Governor Roy Cooper announced a spate of  appointments to state boards and commissions this week, with Wilmington Mayor Pro Tem and League Board of Directors Member Magaret Haynes among them. Haynes will fill an at-large seat on the body that keeps a focus on economic development and education via arts for all. Governor Cooper also annouced to the Arts Council the appointment of Edward P. Norvell, who vice-chairs the Salisbury Public Art Committee. Eric J. Lindstrom, a Cumberland County-based architect who has "personally worked on transforming numerous historic buildings in downtown Fayetteville," was also appointed, a press release said. See the complete list of appointments online​

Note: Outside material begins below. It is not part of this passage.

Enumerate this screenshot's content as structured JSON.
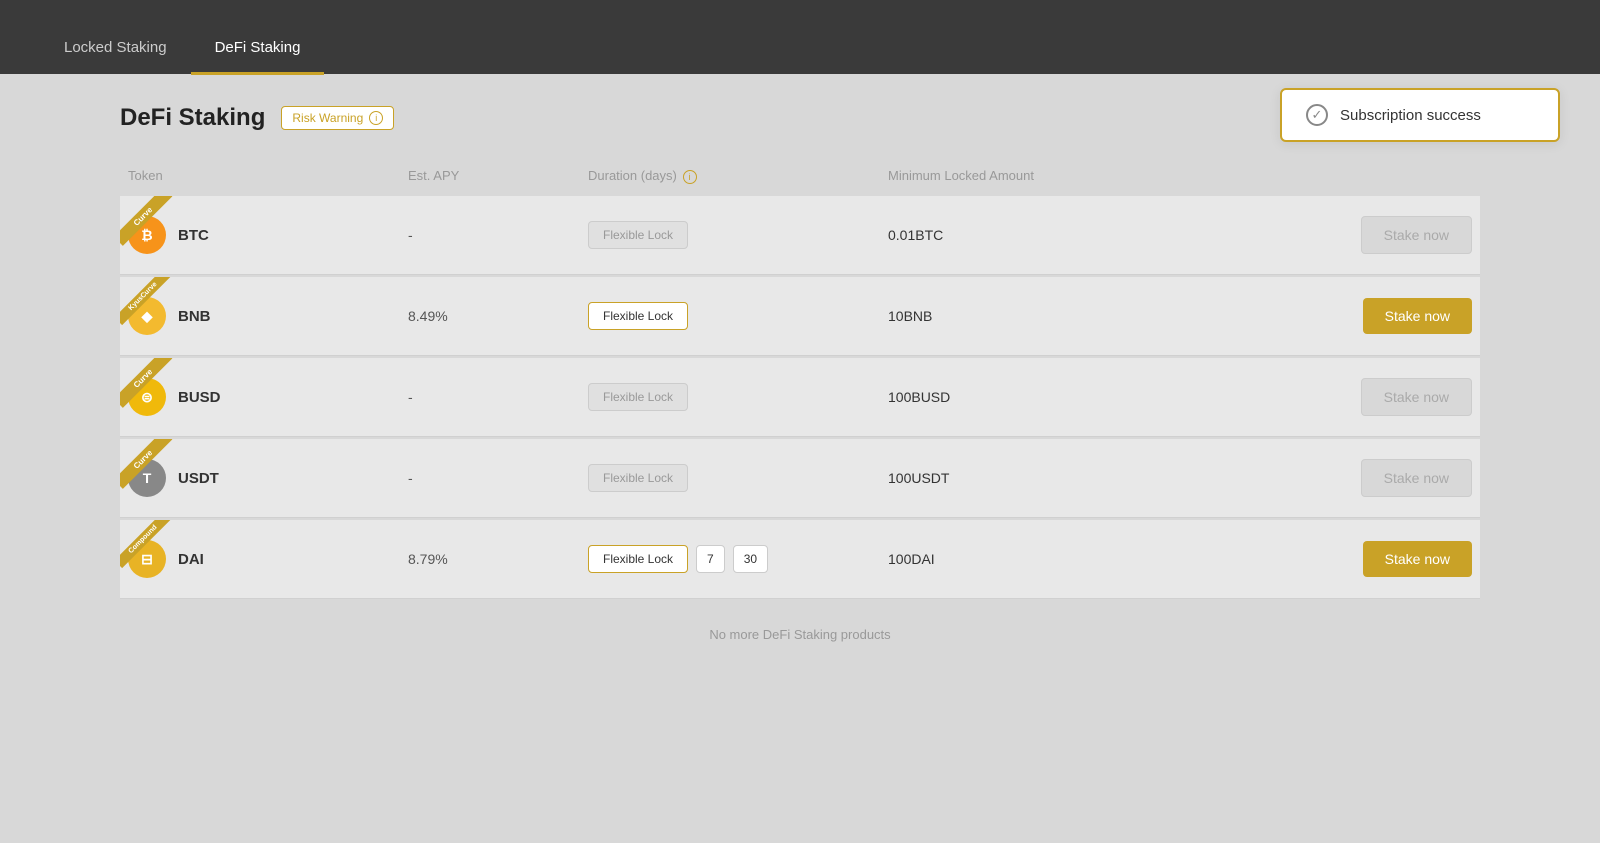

​Cities and towns are stacking up at Here We Grow, the local economic-development storytelling platform from the League and partner WRAL TechWire. Look for one from the Town of Sedalia​ about its longterm redesign project that changes pass-through travelers into visitors. Said Serita Faison, member of the planning board, “We want when people come through to want to hang around. And we want the people of our town to be comfortable coming out.” Other new reading at covers the road to bustling activity in Halifax; how Blowing Rock is future-minded on infrastructure; and satisfying local demand for more recreational opportunities in Pleasant Garden. There's a lot of inspiration at Here We Grow right now in chronicling how cities and towns are making meaningful investments that help the economy and quality of life. Join the movement today; send an email to or​ for login credentials. Haven't told your town's story yet? Here We Grow has a statewide audience and is important for showing communities' collective impact.

​Grammy Award-winning artist Common and cities-focused author Peter Kageyama are booked to keynote this year's City Summit​, the National League of Cities' annual conference that draws local government officials and supporters from across the country for a better tomorrow. It's set for Nov. 20-23 in San Antonio, Texas.  "The conference will offer local officials education for professional development, discussions on common challenges and new trends affecting cities and proven best practices that will improve local communities," says NLC. "Exclusive to NLC’s fall conference, mobile workshops offer city leaders a chance to see the success of peers during guided tours of noteworthy municipal projects." You can learn more about the 100-plus educational sessions and networking opportunities, and so much more, at Registration is open​.